These grounds concern the nature of the mark itself, including its ability to distinguish your goods or services from those of other traders. For example, we may object if:

  • your mark is likely to deceive or confuse
  • your mark merely describes the goods and services for which it will be used, eg SWEET on ice cream, BLUFF on oysters, or BEST IN THE WORLD on banking services
  • your mark is likely to offend a significant section of the community, including Māori.

For more detailed information on how we examine trade mark applications under absolute grounds, please see our practice guidelines below.

Relative grounds

These grounds are concerned with conflict between the trade mark application and the rights of other persons, entities or traders. For example, we may object if:

  • your mark is the same as the mark in another trader’s application or registration that has earlier priority, for the same or similar goods or services
  • your mark is similar to the mark in another trader’s application or registration that has earlier priority, for the same or similar goods or services; and use of your mark may result in confusion or deception.

The other application or registration may have earlier priority because it is either:

  • a national trade mark application that was filed in New Zealand on an earlier date, or claimed an earlier priority date under the Paris Convention
  • an international trade mark application that designated New Zealand on an earlier date, or claimed an earlier priority date under the Paris Convention.

For more detailed information on how we examine trade mark applications under relative grounds, please see our practice guidelines below.

Trade Marks that contain Māori elements

If the mark in your trade mark application contains Māori elements, including Māori words or imagery, we will refer your application to the Māori Trade Marks Advisory Committee (MTAC) for their advice.

The MTAC will review your application and advise us about whether your mark is likely to offend Māori. The examiner will consider the MTAC’s advice as part of the examination of your application.

If we consider the use or registration of your mark is likely to offend Māori, the examiner will raise this objection in a compliance report. You will be given an opportunity to respond to these objections.

We’ve developed an Aratohu Mātauranga checklist to help you think through potential issues if your trade mark contains Māori elements. Completing this checklist is optional, and is not required as part of a trade mark aplication.

Aratohu Mātauranga checklist [PDF, 349 KB]

For more detailed information on how we consider trade mark applications that contain Māori elements, please see our practice guideline below.

Māori advisory committee and Māori trade marks

Respond to a compliance report

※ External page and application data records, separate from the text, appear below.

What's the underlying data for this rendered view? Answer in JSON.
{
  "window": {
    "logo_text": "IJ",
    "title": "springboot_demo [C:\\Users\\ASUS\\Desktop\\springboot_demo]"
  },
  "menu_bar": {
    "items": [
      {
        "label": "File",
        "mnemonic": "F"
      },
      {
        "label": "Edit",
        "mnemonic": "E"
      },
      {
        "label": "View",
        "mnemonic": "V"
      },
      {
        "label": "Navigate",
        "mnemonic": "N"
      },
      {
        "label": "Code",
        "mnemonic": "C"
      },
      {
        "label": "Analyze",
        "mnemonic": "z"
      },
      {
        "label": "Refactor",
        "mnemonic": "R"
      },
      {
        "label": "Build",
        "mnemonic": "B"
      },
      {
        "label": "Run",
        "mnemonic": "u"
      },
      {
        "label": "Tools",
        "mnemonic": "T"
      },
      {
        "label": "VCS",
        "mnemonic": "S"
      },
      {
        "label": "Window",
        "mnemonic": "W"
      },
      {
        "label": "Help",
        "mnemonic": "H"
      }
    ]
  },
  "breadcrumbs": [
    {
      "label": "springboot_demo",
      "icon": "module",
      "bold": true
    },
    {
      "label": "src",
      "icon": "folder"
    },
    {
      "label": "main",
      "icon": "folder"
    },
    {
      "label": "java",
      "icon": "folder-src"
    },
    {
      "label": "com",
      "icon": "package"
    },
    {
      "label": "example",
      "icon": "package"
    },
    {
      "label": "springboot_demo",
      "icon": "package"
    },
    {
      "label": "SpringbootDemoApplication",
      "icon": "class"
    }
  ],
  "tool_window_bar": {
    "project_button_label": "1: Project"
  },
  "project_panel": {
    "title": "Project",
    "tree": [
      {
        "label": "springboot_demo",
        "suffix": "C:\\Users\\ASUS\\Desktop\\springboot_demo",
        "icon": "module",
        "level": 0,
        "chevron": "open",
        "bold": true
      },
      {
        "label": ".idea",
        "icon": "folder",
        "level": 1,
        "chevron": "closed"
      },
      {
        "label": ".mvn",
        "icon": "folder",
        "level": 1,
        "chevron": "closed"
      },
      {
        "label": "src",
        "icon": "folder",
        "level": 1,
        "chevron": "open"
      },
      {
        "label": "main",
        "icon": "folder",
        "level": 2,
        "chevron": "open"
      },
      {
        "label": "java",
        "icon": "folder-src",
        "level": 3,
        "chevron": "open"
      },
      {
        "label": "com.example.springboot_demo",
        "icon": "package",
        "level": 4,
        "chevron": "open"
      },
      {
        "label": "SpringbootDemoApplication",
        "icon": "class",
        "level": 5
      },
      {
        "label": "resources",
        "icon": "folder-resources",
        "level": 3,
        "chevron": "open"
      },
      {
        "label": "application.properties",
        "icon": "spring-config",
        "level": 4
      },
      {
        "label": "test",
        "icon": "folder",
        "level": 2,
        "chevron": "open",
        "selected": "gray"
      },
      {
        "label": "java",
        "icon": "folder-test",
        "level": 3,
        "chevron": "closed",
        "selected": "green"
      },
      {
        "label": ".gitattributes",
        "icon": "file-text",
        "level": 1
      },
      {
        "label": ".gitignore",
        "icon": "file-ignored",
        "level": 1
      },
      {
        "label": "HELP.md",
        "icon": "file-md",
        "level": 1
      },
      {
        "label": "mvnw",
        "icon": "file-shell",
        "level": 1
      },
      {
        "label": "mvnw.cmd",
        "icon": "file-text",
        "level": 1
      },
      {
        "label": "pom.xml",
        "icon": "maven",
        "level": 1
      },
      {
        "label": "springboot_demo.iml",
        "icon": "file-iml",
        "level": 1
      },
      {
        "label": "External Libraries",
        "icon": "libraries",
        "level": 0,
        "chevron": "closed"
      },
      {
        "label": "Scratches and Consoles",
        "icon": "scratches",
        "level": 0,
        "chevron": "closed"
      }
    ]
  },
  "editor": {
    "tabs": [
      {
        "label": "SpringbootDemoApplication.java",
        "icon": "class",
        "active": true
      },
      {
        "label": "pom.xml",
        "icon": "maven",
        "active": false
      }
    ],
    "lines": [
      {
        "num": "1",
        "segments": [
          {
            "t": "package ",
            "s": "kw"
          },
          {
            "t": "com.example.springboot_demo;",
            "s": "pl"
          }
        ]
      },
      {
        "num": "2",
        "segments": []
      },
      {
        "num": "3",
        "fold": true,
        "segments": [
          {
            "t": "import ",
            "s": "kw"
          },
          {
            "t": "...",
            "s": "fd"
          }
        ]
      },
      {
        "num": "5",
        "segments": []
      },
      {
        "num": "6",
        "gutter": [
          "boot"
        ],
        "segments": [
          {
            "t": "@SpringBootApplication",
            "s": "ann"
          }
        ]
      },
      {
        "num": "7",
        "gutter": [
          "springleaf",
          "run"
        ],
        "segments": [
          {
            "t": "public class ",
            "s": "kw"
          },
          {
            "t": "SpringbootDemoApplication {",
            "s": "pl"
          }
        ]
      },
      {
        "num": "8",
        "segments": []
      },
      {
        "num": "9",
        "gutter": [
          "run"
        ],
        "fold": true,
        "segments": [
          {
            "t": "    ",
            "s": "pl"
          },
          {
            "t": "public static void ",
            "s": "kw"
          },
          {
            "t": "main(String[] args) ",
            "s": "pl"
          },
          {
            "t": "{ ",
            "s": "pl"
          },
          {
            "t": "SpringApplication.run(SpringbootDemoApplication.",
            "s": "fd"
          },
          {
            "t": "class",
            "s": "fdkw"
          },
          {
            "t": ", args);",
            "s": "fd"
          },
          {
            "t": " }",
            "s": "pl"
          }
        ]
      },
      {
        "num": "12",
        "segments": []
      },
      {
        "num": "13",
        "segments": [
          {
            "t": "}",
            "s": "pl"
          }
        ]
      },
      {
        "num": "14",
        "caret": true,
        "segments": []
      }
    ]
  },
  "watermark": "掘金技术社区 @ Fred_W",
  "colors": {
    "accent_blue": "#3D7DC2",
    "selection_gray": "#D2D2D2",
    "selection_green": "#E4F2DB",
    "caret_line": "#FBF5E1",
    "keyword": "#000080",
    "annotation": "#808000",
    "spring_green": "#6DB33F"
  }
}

If we decide your mark is not registrable under the Act, we'll send you a compliance report that sets out the issues we’ve identified.

If you disagree with any of the issues raised, or there are circumstances we’re unaware of that may help overcome any issue, we encourage you to respond with the reasons why your application should be reconsidered.

In some instances after we consider your response, we may decide that your mark is still not registrable under the Act. If this happens, you may either:

  • abandon or withdraw your application at no additional cost
  • allow your application to lapse, by not responding to the latest compliance report by its deadline
  • request a notice of rejection so that you can request a hearing so that the matter will be considered by an Assistant Commissioner.

For more information on how to respond to a compliance report, please see our Respond to compliance report page.

Respond to compliance report